╭─ Provided records
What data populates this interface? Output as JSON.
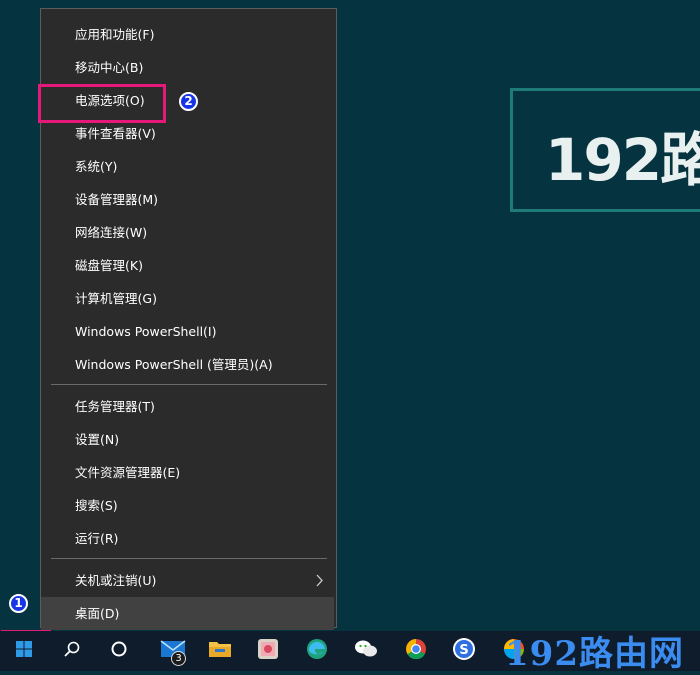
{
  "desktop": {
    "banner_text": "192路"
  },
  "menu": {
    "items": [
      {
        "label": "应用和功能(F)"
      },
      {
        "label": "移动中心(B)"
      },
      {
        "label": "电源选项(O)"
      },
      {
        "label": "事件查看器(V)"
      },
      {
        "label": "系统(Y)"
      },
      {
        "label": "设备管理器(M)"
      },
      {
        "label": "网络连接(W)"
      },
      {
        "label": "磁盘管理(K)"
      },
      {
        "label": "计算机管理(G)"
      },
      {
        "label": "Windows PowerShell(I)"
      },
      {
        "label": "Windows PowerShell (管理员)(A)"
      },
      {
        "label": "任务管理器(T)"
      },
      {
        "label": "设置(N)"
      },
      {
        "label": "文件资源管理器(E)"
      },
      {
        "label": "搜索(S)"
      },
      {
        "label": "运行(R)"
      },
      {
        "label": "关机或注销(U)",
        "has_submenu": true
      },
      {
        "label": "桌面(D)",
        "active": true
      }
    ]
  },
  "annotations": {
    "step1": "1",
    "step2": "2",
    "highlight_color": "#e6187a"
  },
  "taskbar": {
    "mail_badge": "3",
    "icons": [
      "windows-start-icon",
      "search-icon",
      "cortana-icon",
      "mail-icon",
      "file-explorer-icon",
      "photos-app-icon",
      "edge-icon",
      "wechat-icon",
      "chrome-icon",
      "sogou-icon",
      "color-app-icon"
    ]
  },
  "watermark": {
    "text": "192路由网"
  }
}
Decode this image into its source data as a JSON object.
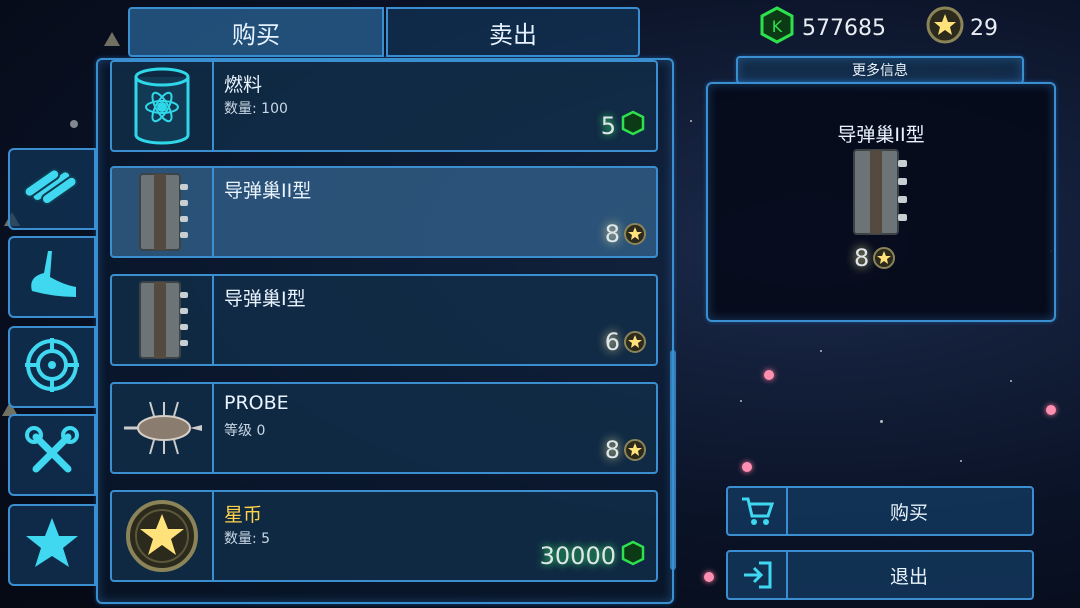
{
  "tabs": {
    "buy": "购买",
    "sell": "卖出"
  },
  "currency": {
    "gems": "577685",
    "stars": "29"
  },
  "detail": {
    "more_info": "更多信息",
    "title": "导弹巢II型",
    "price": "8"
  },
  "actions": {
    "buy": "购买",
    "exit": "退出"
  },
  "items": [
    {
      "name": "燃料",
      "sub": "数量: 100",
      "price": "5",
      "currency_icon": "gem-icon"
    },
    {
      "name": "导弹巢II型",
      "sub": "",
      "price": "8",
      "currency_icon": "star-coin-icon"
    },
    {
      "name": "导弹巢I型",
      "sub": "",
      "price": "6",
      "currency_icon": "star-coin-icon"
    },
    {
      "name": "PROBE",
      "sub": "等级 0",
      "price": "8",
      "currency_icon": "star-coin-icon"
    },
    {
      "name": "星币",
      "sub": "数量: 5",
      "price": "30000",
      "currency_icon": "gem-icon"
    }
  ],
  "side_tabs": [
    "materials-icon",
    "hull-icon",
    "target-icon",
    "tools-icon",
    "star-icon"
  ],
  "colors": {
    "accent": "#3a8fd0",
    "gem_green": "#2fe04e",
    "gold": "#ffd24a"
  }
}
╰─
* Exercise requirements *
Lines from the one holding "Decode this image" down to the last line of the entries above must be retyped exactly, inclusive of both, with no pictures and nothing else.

* Your response *
Decode this image into its source data as a JSON object.
{
  "tabs": {
    "buy": "购买",
    "sell": "卖出"
  },
  "currency": {
    "gems": "577685",
    "stars": "29"
  },
  "detail": {
    "more_info": "更多信息",
    "title": "导弹巢II型",
    "price": "8"
  },
  "actions": {
    "buy": "购买",
    "exit": "退出"
  },
  "items": [
    {
      "name": "燃料",
      "sub": "数量: 100",
      "price": "5",
      "currency_icon": "gem-icon"
    },
    {
      "name": "导弹巢II型",
      "sub": "",
      "price": "8",
      "currency_icon": "star-coin-icon"
    },
    {
      "name": "导弹巢I型",
      "sub": "",
      "price": "6",
      "currency_icon": "star-coin-icon"
    },
    {
      "name": "PROBE",
      "sub": "等级 0",
      "price": "8",
      "currency_icon": "star-coin-icon"
    },
    {
      "name": "星币",
      "sub": "数量: 5",
      "price": "30000",
      "currency_icon": "gem-icon"
    }
  ],
  "side_tabs": [
    "materials-icon",
    "hull-icon",
    "target-icon",
    "tools-icon",
    "star-icon"
  ],
  "colors": {
    "accent": "#3a8fd0",
    "gem_green": "#2fe04e",
    "gold": "#ffd24a"
  }
}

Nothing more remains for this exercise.